• Directions for this task: Tally up the lines below that contain the word "subtitle" and give the total alone.

• Extracted records:
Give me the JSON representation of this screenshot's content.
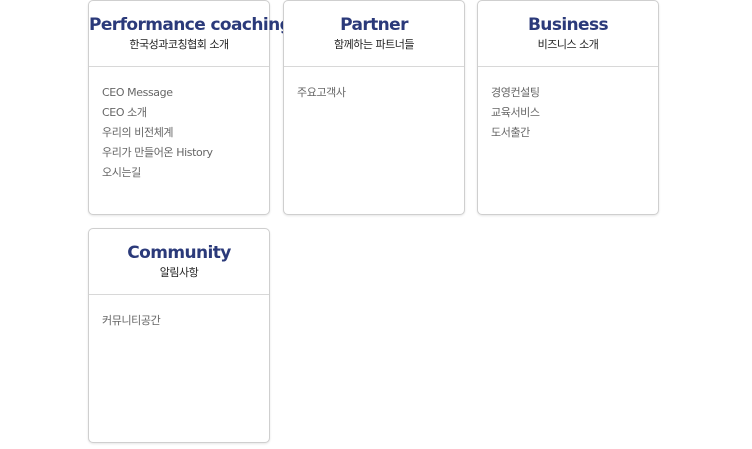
{
  "cards": [
    {
      "title": "Performance coaching",
      "subtitle": "한국성과코칭협회 소개",
      "links": [
        "CEO Message",
        "CEO 소개",
        "우리의 비전체계",
        "우리가 만들어온 History",
        "오시는길"
      ]
    },
    {
      "title": "Partner",
      "subtitle": "함께하는 파트너들",
      "links": [
        "주요고객사"
      ]
    },
    {
      "title": "Business",
      "subtitle": "비즈니스 소개",
      "links": [
        "경영컨설팅",
        "교육서비스",
        "도서출간"
      ]
    },
    {
      "title": "Community",
      "subtitle": "알림사항",
      "links": [
        "커뮤니티공간"
      ]
    }
  ],
  "colors": {
    "title": "#2b3a7a",
    "link": "#666666",
    "border": "#cfcfcf"
  }
}
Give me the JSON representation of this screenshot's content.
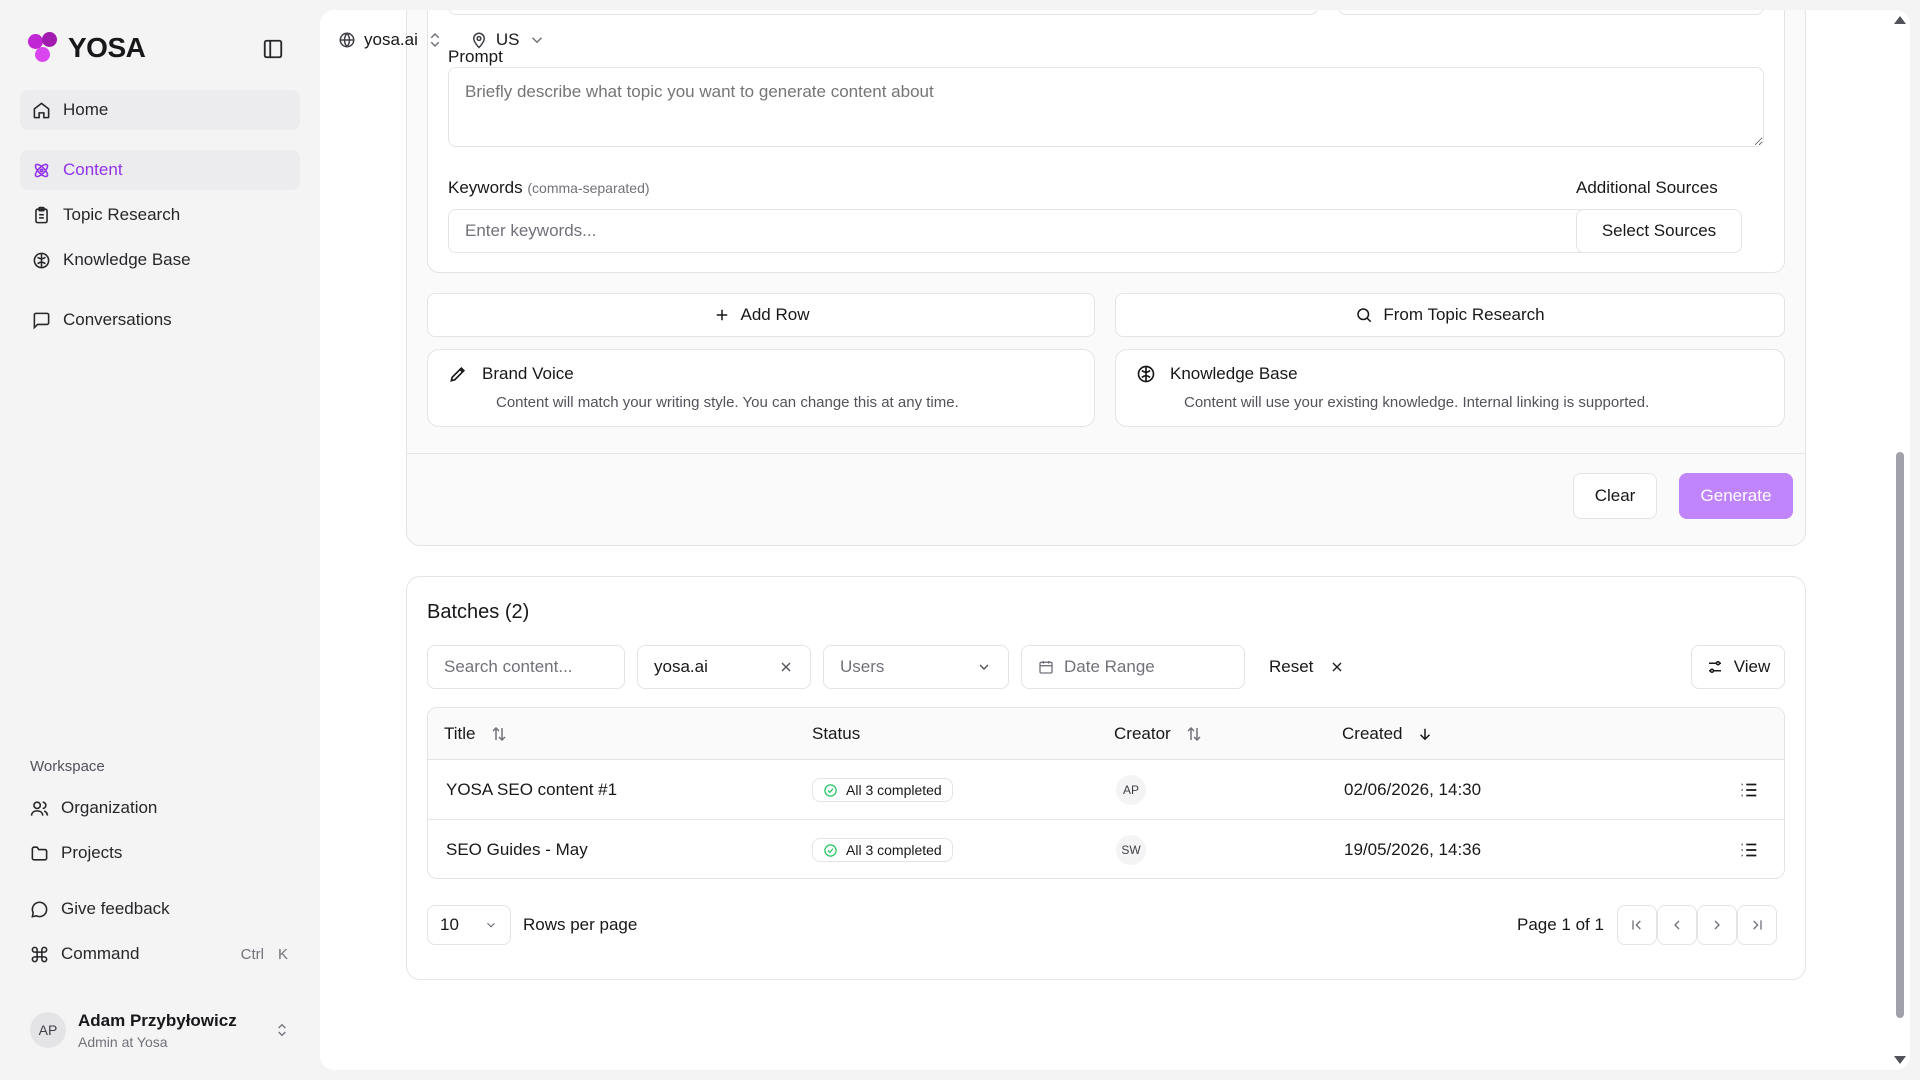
{
  "brand": {
    "name": "YOSA",
    "accent": "#c026d3"
  },
  "sidebar": {
    "items": [
      {
        "label": "Home",
        "icon": "home-icon"
      },
      {
        "label": "Content",
        "icon": "atom-icon",
        "active": true
      },
      {
        "label": "Topic Research",
        "icon": "clipboard-icon"
      },
      {
        "label": "Knowledge Base",
        "icon": "brain-icon"
      },
      {
        "label": "Conversations",
        "icon": "message-square-icon"
      }
    ],
    "workspace_label": "Workspace",
    "workspace_items": [
      {
        "label": "Organization",
        "icon": "users-icon"
      },
      {
        "label": "Projects",
        "icon": "folder-icon"
      }
    ],
    "footer_items": [
      {
        "label": "Give feedback",
        "icon": "message-circle-icon"
      },
      {
        "label": "Command",
        "icon": "command-icon",
        "kbd": [
          "Ctrl",
          "K"
        ]
      }
    ],
    "user": {
      "initials": "AP",
      "name": "Adam Przybyłowicz",
      "role": "Admin at Yosa"
    }
  },
  "topbar": {
    "site": "yosa.ai",
    "country": "US"
  },
  "form": {
    "prompt_label": "Prompt",
    "prompt_placeholder": "Briefly describe what topic you want to generate content about",
    "keywords_label": "Keywords",
    "keywords_hint": "(comma-separated)",
    "keywords_placeholder": "Enter keywords...",
    "sources_label": "Additional Sources",
    "sources_button": "Select Sources",
    "add_row": "Add Row",
    "from_topic": "From Topic Research",
    "brand_voice_title": "Brand Voice",
    "brand_voice_desc": "Content will match your writing style. You can change this at any time.",
    "kb_title": "Knowledge Base",
    "kb_desc": "Content will use your existing knowledge. Internal linking is supported.",
    "clear": "Clear",
    "generate": "Generate",
    "generate_color": "#c084fc"
  },
  "batches": {
    "title": "Batches (2)",
    "search_placeholder": "Search content...",
    "site_filter": "yosa.ai",
    "users_placeholder": "Users",
    "date_placeholder": "Date Range",
    "reset": "Reset",
    "view": "View",
    "columns": {
      "title": "Title",
      "status": "Status",
      "creator": "Creator",
      "created": "Created"
    },
    "rows": [
      {
        "title": "YOSA SEO content #1",
        "status": "All 3 completed",
        "creator": "AP",
        "created": "02/06/2026, 14:30"
      },
      {
        "title": "SEO Guides - May",
        "status": "All 3 completed",
        "creator": "SW",
        "created": "19/05/2026, 14:36"
      }
    ],
    "rows_per_page_value": "10",
    "rows_per_page_label": "Rows per page",
    "page_info": "Page 1 of 1"
  }
}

• Solution for this problem: 4